■ What is expected ■
Look at each line below and tally those holding "range"; answer with that figure and nothing else.

** Data to use follows **

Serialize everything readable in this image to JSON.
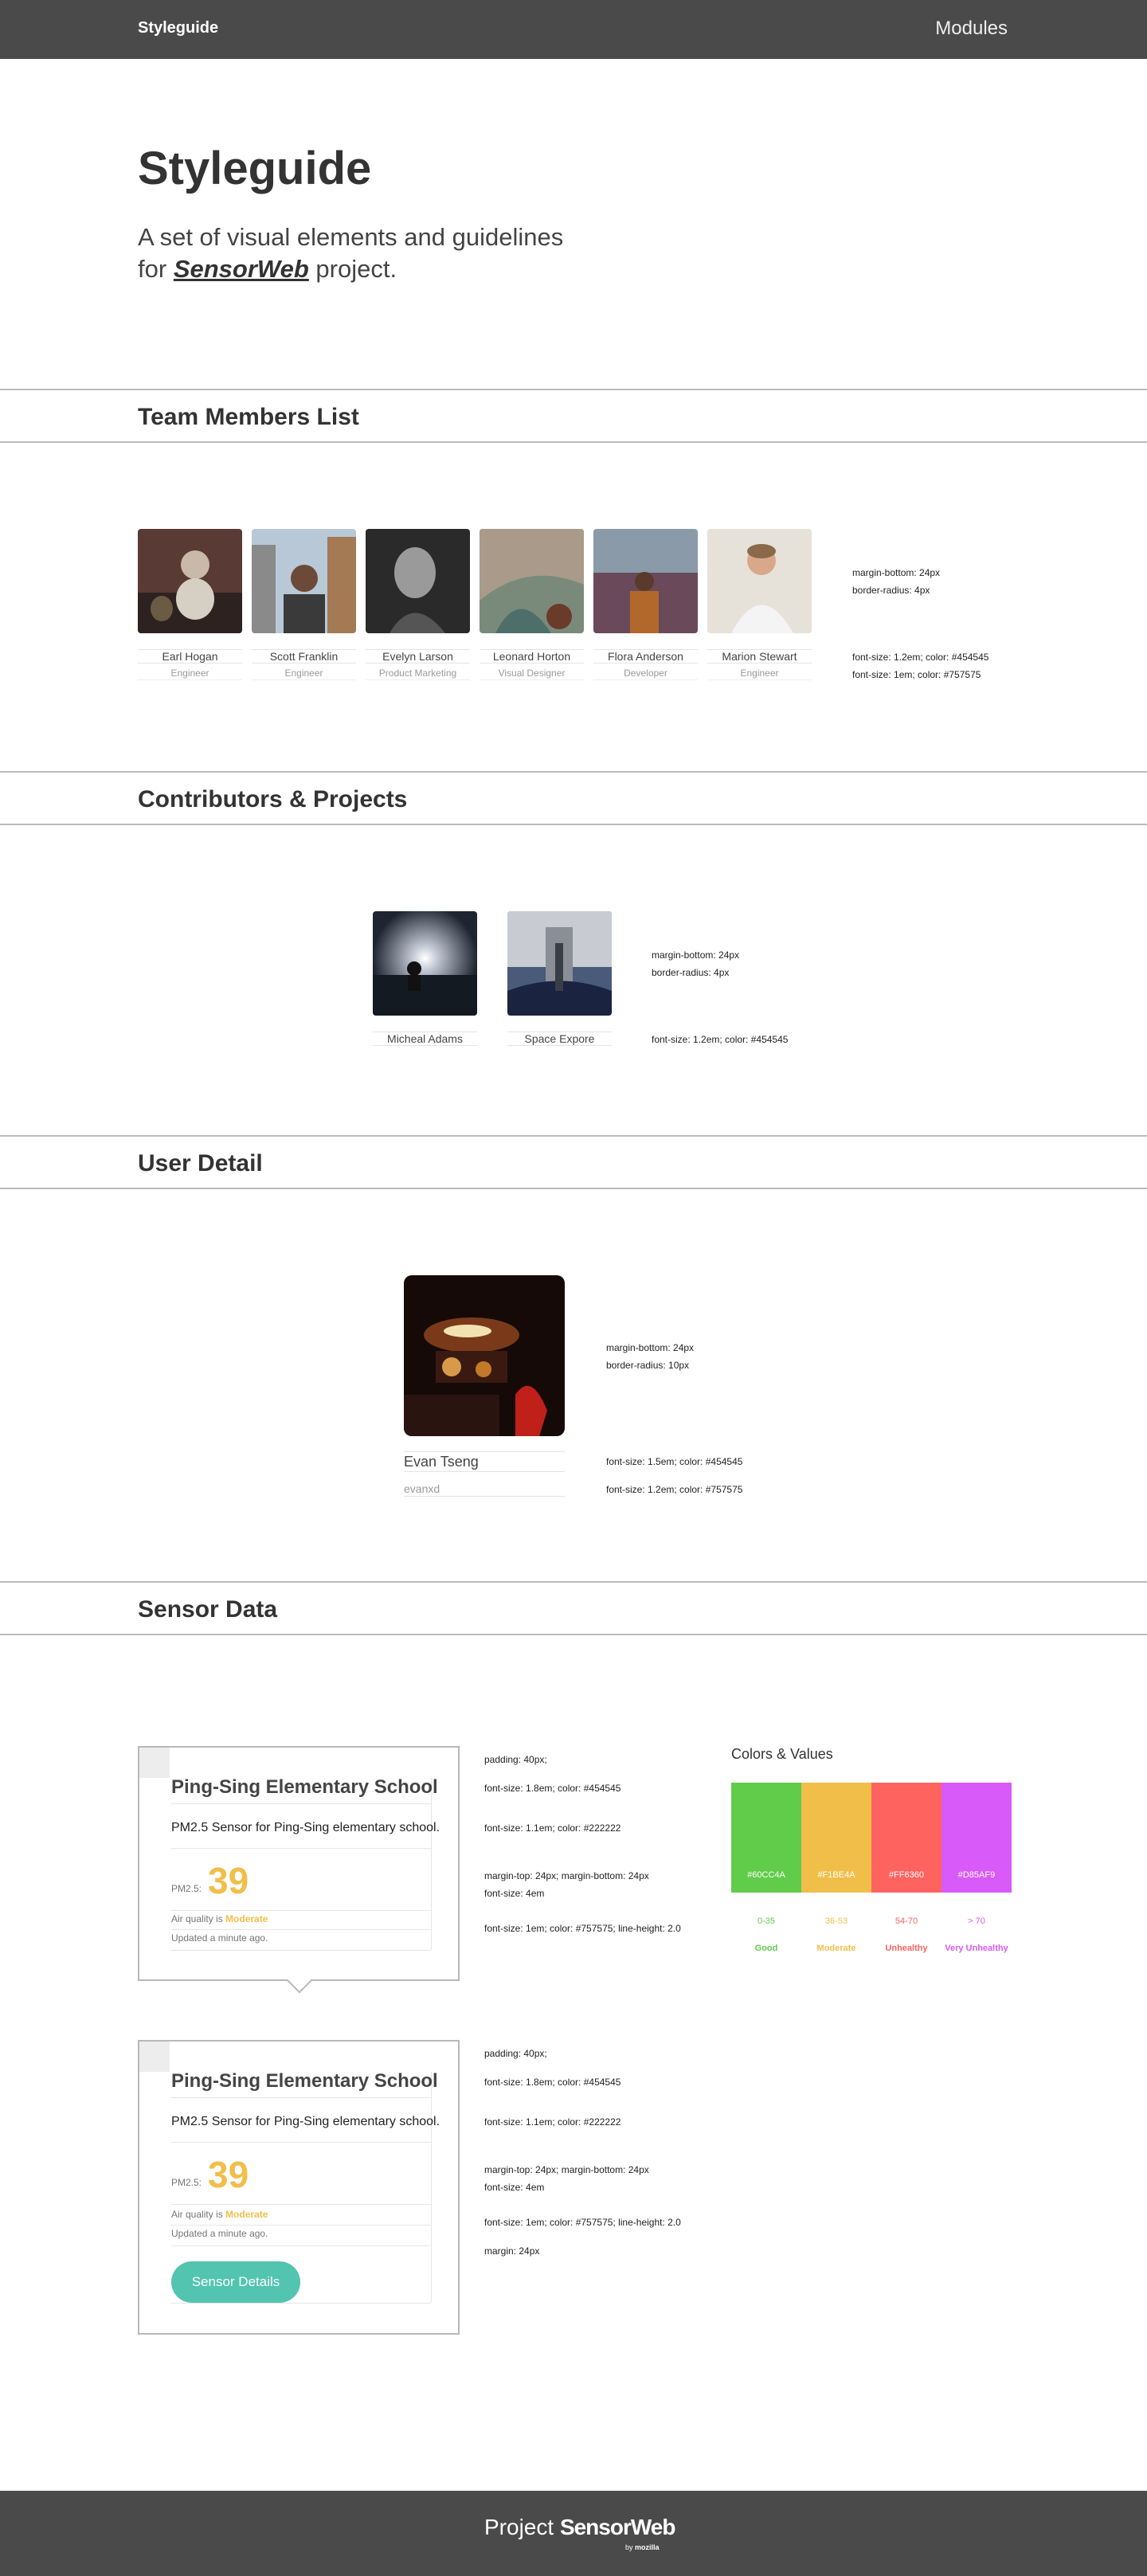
{
  "header": {
    "brand": "Styleguide",
    "nav_modules": "Modules"
  },
  "hero": {
    "title": "Styleguide",
    "subtitle_line1": "A set of visual elements and guidelines",
    "subtitle_for": "for",
    "project_link": "SensorWeb",
    "subtitle_end": "project."
  },
  "sections": {
    "team": "Team Members List",
    "contributors": "Contributors & Projects",
    "user": "User Detail",
    "sensor": "Sensor Data"
  },
  "team": {
    "members": [
      {
        "name": "Earl Hogan",
        "role": "Engineer"
      },
      {
        "name": "Scott Franklin",
        "role": "Engineer"
      },
      {
        "name": "Evelyn Larson",
        "role": "Product Marketing"
      },
      {
        "name": "Leonard Horton",
        "role": "Visual Designer"
      },
      {
        "name": "Flora Anderson",
        "role": "Developer"
      },
      {
        "name": "Marion Stewart",
        "role": "Engineer"
      }
    ],
    "notes": [
      "margin-bottom: 24px",
      "border-radius: 4px",
      "font-size: 1.2em; color: #454545",
      "font-size: 1em; color: #757575"
    ]
  },
  "contributors": {
    "items": [
      {
        "name": "Micheal Adams"
      },
      {
        "name": "Space Expore"
      }
    ],
    "notes": [
      "margin-bottom: 24px",
      "border-radius: 4px",
      "font-size: 1.2em; color: #454545"
    ]
  },
  "user": {
    "name": "Evan Tseng",
    "handle": "evanxd",
    "notes": [
      "margin-bottom: 24px",
      "border-radius: 10px",
      "font-size: 1.5em; color: #454545",
      "font-size: 1.2em; color: #757575"
    ]
  },
  "sensor": {
    "card": {
      "title": "Ping-Sing Elementary School",
      "description": "PM2.5 Sensor for Ping-Sing elementary school.",
      "pm_label": "PM2.5:",
      "pm_value": "39",
      "aq_prefix": "Air quality is",
      "aq_level": "Moderate",
      "updated": "Updated a minute ago.",
      "button": "Sensor Details"
    },
    "notes1": [
      "padding: 40px;",
      "font-size: 1.8em; color: #454545",
      "font-size: 1.1em; color: #222222",
      "margin-top: 24px; margin-bottom: 24px",
      "font-size: 4em",
      "font-size: 1em; color: #757575; line-height: 2.0"
    ],
    "notes2": [
      "padding: 40px;",
      "font-size: 1.8em; color: #454545",
      "font-size: 1.1em; color: #222222",
      "margin-top: 24px; margin-bottom: 24px",
      "font-size: 4em",
      "font-size: 1em; color: #757575; line-height: 2.0",
      "margin: 24px"
    ],
    "colors": {
      "title": "Colors & Values",
      "items": [
        {
          "hex": "#60CC4A",
          "range": "0-35",
          "level": "Good"
        },
        {
          "hex": "#F1BE4A",
          "range": "36-53",
          "level": "Moderate"
        },
        {
          "hex": "#FF6360",
          "range": "54-70",
          "level": "Unhealthy"
        },
        {
          "hex": "#D85AF9",
          "range": "> 70",
          "level": "Very Unhealthy"
        }
      ]
    }
  },
  "footer": {
    "logo_prefix": "Project",
    "logo_name": "SensorWeb",
    "by_prefix": "by",
    "by_name": "mozilla"
  }
}
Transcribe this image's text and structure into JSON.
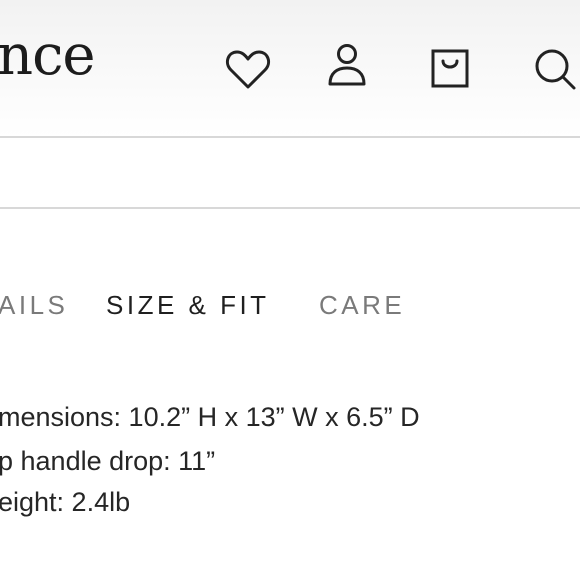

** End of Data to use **

■ Solution to this task ■
4